═════ Input ═════
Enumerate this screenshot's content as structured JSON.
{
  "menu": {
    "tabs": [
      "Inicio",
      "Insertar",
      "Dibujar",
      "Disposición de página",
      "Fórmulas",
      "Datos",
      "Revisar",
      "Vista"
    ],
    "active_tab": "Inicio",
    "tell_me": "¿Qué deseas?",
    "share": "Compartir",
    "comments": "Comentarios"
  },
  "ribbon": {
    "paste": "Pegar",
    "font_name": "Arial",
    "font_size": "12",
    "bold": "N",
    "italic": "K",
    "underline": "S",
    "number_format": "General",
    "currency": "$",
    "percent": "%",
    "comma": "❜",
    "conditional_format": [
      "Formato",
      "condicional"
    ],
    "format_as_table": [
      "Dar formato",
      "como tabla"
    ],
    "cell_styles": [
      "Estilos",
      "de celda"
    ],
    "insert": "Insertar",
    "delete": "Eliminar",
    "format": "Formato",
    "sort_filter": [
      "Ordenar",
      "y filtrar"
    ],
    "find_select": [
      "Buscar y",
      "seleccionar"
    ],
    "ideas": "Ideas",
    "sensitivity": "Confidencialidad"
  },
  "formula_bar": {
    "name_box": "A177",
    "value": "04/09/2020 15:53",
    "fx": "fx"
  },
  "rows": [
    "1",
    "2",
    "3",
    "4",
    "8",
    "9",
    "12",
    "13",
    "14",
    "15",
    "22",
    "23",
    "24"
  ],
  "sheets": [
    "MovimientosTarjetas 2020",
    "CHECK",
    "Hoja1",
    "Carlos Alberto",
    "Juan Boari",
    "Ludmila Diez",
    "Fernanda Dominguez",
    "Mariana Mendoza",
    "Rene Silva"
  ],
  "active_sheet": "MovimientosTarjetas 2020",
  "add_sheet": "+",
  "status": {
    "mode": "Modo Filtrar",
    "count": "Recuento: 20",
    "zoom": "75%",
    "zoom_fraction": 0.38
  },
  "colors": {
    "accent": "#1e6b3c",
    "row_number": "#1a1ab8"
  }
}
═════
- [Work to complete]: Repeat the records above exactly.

- [Solution for this task]:
Enumerate this screenshot's content as structured JSON.
{
  "menu": {
    "tabs": [
      "Inicio",
      "Insertar",
      "Dibujar",
      "Disposición de página",
      "Fórmulas",
      "Datos",
      "Revisar",
      "Vista"
    ],
    "active_tab": "Inicio",
    "tell_me": "¿Qué deseas?",
    "share": "Compartir",
    "comments": "Comentarios"
  },
  "ribbon": {
    "paste": "Pegar",
    "font_name": "Arial",
    "font_size": "12",
    "bold": "N",
    "italic": "K",
    "underline": "S",
    "number_format": "General",
    "currency": "$",
    "percent": "%",
    "comma": "❜",
    "conditional_format": [
      "Formato",
      "condicional"
    ],
    "format_as_table": [
      "Dar formato",
      "como tabla"
    ],
    "cell_styles": [
      "Estilos",
      "de celda"
    ],
    "insert": "Insertar",
    "delete": "Eliminar",
    "format": "Formato",
    "sort_filter": [
      "Ordenar",
      "y filtrar"
    ],
    "find_select": [
      "Buscar y",
      "seleccionar"
    ],
    "ideas": "Ideas",
    "sensitivity": "Confidencialidad"
  },
  "formula_bar": {
    "name_box": "A177",
    "value": "04/09/2020 15:53",
    "fx": "fx"
  },
  "rows": [
    "1",
    "2",
    "3",
    "4",
    "8",
    "9",
    "12",
    "13",
    "14",
    "15",
    "22",
    "23",
    "24"
  ],
  "sheets": [
    "MovimientosTarjetas 2020",
    "CHECK",
    "Hoja1",
    "Carlos Alberto",
    "Juan Boari",
    "Ludmila Diez",
    "Fernanda Dominguez",
    "Mariana Mendoza",
    "Rene Silva"
  ],
  "active_sheet": "MovimientosTarjetas 2020",
  "add_sheet": "+",
  "status": {
    "mode": "Modo Filtrar",
    "count": "Recuento: 20",
    "zoom": "75%",
    "zoom_fraction": 0.38
  },
  "colors": {
    "accent": "#1e6b3c",
    "row_number": "#1a1ab8"
  }
}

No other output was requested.